I've noticed that the Etruscan letter 𐌙 is sometimes transliterated as "ch", as you can see in the following image of an information panel in the Hypogeum of the Volumnus family:
I can show you a specific example of this practice. In the following image, coming from Wikimedia Commons, you can read the Etruscan word 𐌙𐌀𐌓𐌖, which is the name of the character that is represented next to it:
Now, this character is a psychopomp of Etruscan mythology whose name is usually spelled Charu or Charun, as you can see in this Wikipedia article. By the way, the same Wikipedia article states
[...], words ending in -n after u were disappearing from the language which is why we see his name spelled Xarun and later Xaru.
That is, another transliteration convention based on the use of Greek letter χ, mentioned in this post, is used.

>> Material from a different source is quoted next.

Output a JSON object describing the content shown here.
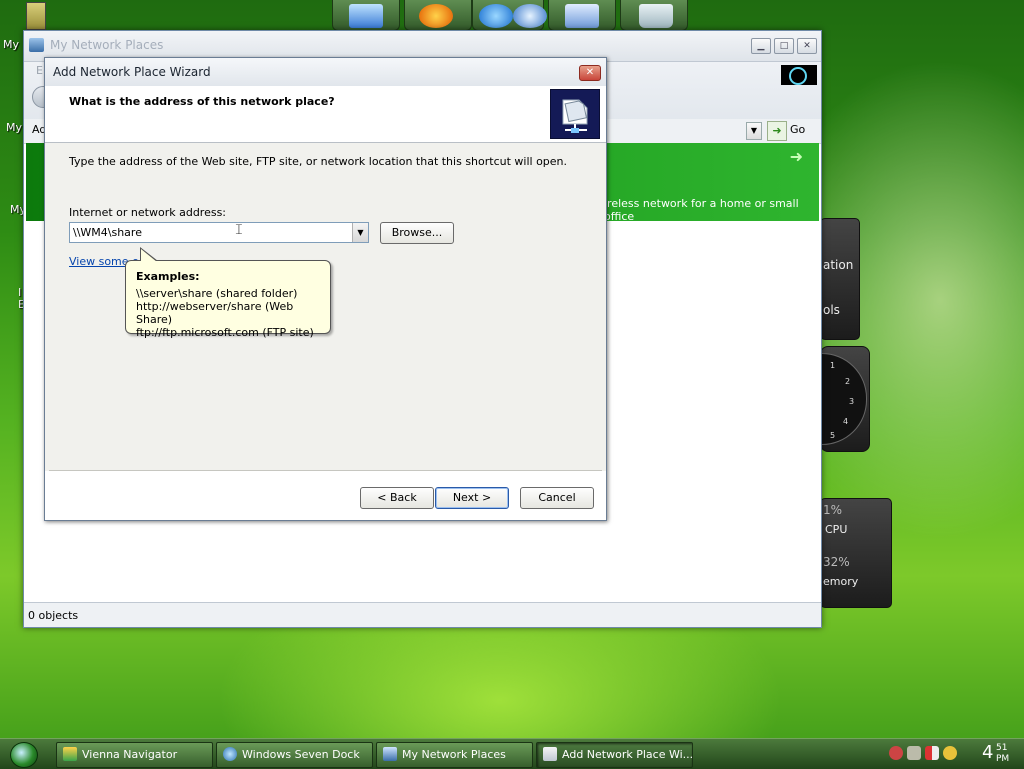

I wonder what is the reason to transliterate 𐌙 as "ch". Does this have to do with the custom to represent as "ch" the unvoiced aspirated back dorsal velar stop sound [ kʰ ] in classical Latin, as explained in this answer? Or is there another reason?